In choosing the main character, O’Connor’s use of a grandmother implies an archetypal figure of historic ramifications, representing not just a single individual, but the cumulative experience of a single sex over generations. Through this representation, the grandmother falls into stereotypical parameters: she is weak and dependent, reliant upon the family presence and her son especially for support and security. As young June Star points out, “She has to go everywhere we go.” This dependency subjugates the grandmother’s desires and actions. She cannot go to Tennessee alone and must therefore go with the family to Florida, reinforcing her acquiescence to her son‘s authority. The family structure is revealed more vividly after the accident, when the grandmother actually hopes that she is injured “so that Bailey’s (her son) wrath would not come down on her all at once.” Whatever part the grandmother has played in the incident, she has no doubt who will bear the full brunt of retribution.
The Misfit represents a challenge to the established social order and is portrayed as dualistic in nature. He, like women, is held subject to the law, and has been deemed a criminal, despite having forgotten what (or if) he has done anything wrong. Through the slow removal of the family, O’Connor symbolically stresses the need of women to free themselves from traditional constraints. Women themselves are ‘misfits’, as the roles dictated to them often negate any possibility of individuality or personal freedom. The role of tradition has slowly evolved through the years; it therefore has been forcibly taken away and women have been forced to re-evaluate their position in society. The next logical step is to broach the legal standards constructed from these presumptuous injustices, to, like the Misfit, step outside accepted jurisdictions.
When the grandmother claims the Misfit has ‘good blood’ and ‘come(s) from nice people,’ O’Connor acknowledges the original values and purposes from which social standards have arisen. Likewise, the grandmother recognizes the suffering and price this transformation will cost: by calling the Misfit “…one of my own children!” the grandmother recognizes in the criminal not only herself, but the future for all of the women to come after her. O’Connor then uses the duality of the Misfit to both reverse that connection and to comment on the grandmother’s demise at the hands of a powerful male. This event might justify Mill’s observation that women would likely never collectively rebel against men, due to natural and social precedents; just as the grandmother “would have been a good woman,” by social norms, if somebody had been there to remind her of her place at all times. O’Connor’s Misfit, representational of women, may appear ‘defenseless-looking,’ yet is fully capable of fulfilling authoritarian roles in the power structure.
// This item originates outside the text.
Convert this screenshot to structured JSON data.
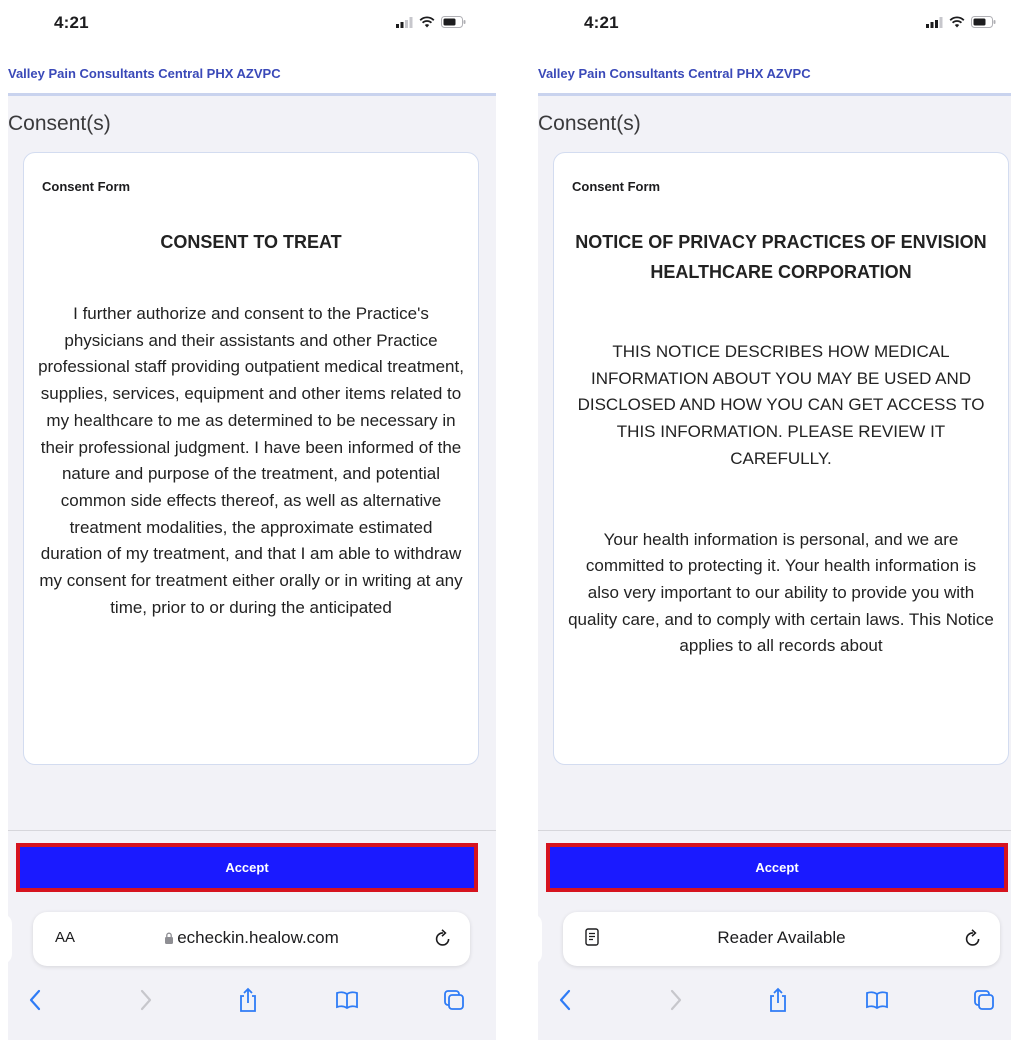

O’Connor meditates that this next evolutionary step, while possible, even probable, is not likely to be pleasurable in the process. A good man may be hard to find; perhaps a woman will have to fulfill the role.
Mill, John Stuart. The Subjection of Women. Ed. Paula Gaber. 1993. www.fordham.edu/halsall/mod/jsmill-women.html.
O’Connor, Flannery. A Good Man is Hard to Find. Ed. Raymond Soulard, Jr. and Kassandra Kramer. Burning Man Books 2004, 31. Seattle: Scriptor Press 2004.